China's Early 5G Move Doesn't Erase Huawei Doubts
China has pulled the trigger early on commercial 5G, issuing four licenses Thursday in the latest escalation of global wireless rivalry.
In a ceremony in Beijing this week, the industry ministry, the MIIT, handed out licenses to the three incumbent operators -- China Telecom, China Mobile and China Unicom -- as well as a newcomer, the national cable TV company China Broadcasting Network Corp.
That followed state media reporting earlier in the week that the issue of licenses was imminent.
Under the previous timetable, pre-commercial pilot services were planned for later this year, with commercial deployment slated for 2020.
Analysts believe the accelerated timetable is designed to support Huawei and help China move ahead of the US on 5G rollout and service development.
A Huawei spokesperson said the company was "fully confident" of meeting China domestic demand for 5G equipment.
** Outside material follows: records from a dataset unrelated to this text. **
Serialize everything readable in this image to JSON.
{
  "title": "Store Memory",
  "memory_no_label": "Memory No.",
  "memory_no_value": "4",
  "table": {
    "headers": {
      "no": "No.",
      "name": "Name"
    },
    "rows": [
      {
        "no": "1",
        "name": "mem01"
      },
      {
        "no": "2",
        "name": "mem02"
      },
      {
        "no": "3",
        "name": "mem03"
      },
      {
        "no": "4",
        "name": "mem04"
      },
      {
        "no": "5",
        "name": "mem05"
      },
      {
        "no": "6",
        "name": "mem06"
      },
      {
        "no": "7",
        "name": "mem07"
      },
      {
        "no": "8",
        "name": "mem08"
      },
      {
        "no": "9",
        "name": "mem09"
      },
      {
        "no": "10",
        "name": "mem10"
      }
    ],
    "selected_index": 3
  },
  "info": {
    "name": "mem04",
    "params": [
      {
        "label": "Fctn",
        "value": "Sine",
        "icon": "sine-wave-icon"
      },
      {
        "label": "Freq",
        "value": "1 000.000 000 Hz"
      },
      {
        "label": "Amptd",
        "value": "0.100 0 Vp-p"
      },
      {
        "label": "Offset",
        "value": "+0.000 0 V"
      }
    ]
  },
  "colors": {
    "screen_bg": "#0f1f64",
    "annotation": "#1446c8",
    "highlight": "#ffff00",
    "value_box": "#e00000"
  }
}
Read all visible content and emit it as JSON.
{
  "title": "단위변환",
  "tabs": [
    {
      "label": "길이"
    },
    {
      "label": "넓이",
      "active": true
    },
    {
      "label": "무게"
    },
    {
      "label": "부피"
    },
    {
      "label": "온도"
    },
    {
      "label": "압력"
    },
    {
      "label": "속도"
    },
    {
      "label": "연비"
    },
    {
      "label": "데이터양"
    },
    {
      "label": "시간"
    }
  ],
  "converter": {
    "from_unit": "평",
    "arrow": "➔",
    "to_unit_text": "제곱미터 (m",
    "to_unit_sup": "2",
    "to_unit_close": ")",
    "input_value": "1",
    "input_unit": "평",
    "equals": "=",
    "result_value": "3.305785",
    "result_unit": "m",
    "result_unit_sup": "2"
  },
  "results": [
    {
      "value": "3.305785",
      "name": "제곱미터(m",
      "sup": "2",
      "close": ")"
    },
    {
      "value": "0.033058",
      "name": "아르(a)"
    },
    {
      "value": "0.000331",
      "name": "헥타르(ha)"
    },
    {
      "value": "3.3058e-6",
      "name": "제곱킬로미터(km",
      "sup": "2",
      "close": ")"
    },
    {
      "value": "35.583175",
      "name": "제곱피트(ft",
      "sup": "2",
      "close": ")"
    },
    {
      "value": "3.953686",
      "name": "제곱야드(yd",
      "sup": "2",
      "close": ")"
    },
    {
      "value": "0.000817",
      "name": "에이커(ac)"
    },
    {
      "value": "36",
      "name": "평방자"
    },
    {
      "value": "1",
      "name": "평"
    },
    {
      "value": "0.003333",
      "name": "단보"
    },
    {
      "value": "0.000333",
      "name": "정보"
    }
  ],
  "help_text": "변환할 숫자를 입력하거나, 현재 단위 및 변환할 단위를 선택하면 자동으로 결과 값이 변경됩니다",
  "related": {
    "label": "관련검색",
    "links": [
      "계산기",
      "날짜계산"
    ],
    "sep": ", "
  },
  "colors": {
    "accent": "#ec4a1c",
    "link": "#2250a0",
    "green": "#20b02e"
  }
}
However, securities firm Jefferies Equity said in a research note that the issue of licenses did not erase doubts about the impact of the supply bans on Huawei, Reuters reported.
If they remain or are extended to other companies, "it will be very difficult for China to build 5G in scale," Jefferies said. "The action by China to accelerate 5G licensing does not remove or alleviate this risk."
The three big telcos have already been running 5G field trials in 13 cities and have allocated more than $4 billion to 5G rollout in 2019.
China Mobile says it will invest approximately 17 billion yuan ($2.5 billion), and it expects to have as many as 50,000 basestations deployed by year-end.
China Telecom plans to invest RMB9 billion ($1.3 billion), while China Unicom aims to spend up to RMB8 billion ($1.2 billion).
According to a forecast from China Securities, Chinese operators will invest a total of RMB1.23 trillion ($178 billion) in 5G and deploy twice as many basestations as they did when building 4G networks.
The award of a license to the under-funded state-owned cable TV operator suggests the government intends to make further tweaks to the industry structure to make it more competitive.
China Broadcasting, formed five years ago out of the provincial cable TV operators, has valuable 700MHz spectrum and more than 250 million cable TV customers but no mobile network assets and just RMB4.5 billion ($650 million) in paid-in capital.
In 2017, it formed a RMB10 billion ($1.4 billion) mobile venture with the Citic financial group, and most likely government officials will wrangle further strategic partners for it as they did for China Unicom two years ago.
Industry analysts say it will need access to its rivals' 4G and 5G networks to allow it to become a viable competitor.
Elsewhere in Asian 5G, South Korea leads the way, following the start of service in April, Japan has just allocated spectrum ahead of an anticipated full commercial launch next year to coincide with the summer Olympics, and Singapore has begun the selection process, with the aim of rolling out two networks next year.
— Robert Clark, contributing editor, special to Light Reading